- 4 updates
Hormone expert Dr John Stevenson told ITV News that the latest study into hormone replacement therapy shows it is "a safe treatment".
- Researchers in Denmark examined 1,000 women who began the study when they were aged between 45 and 58.
- Half of the group were given HRT which was started early after the menopause and the control group received no treatment.
- The study found that after 10 years, 33 women in the control group had died or suffered heart failure or a heart attack compared with just 16 women who were given HRT.
- 36 women in the HRT group were treated for cancer compared with 39 in the control group
- 10 women in the HRT group were treated for breast cancer compared with 17 in the control group.
- Eleven women in the HRT group were treated for stroke compared with 14 in the control group.
Taking hormone replacement therapy (HRT) during the menopause can reduce the risk of heart failure and heart attacks, according to a study.
Researchers also say that HRT is not associated with increased risk of cancer or strokes.
HRT, which is used to relieve symptoms of the menopause, is a hotly debated subject between academics.
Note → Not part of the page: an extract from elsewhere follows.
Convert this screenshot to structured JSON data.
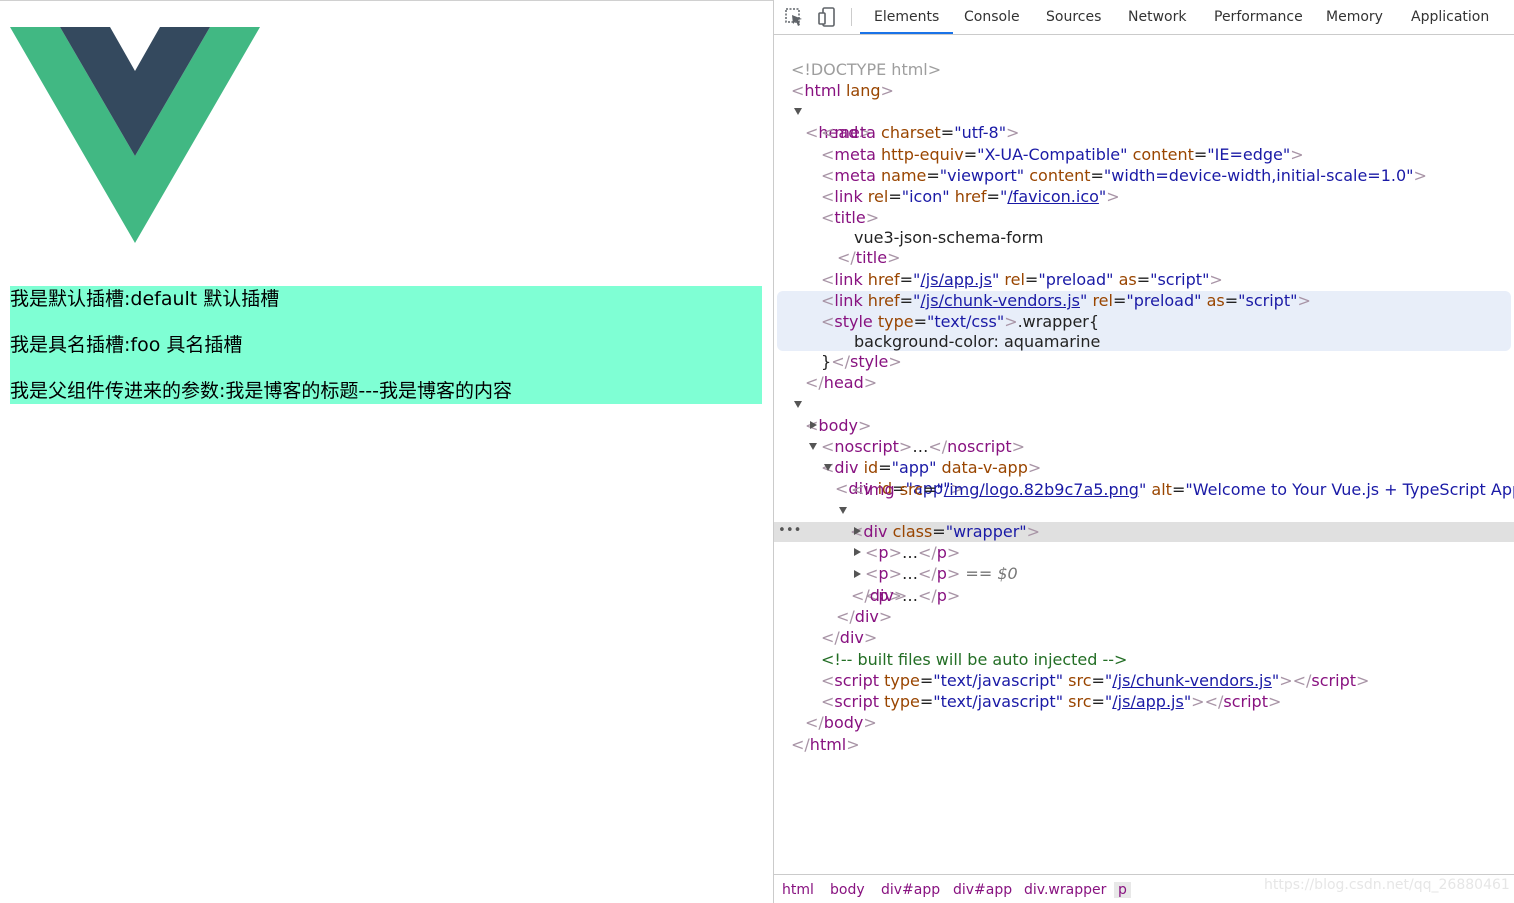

Previous studies have indicated the drugs could lead to an increased risk of breast cancer and heart disease.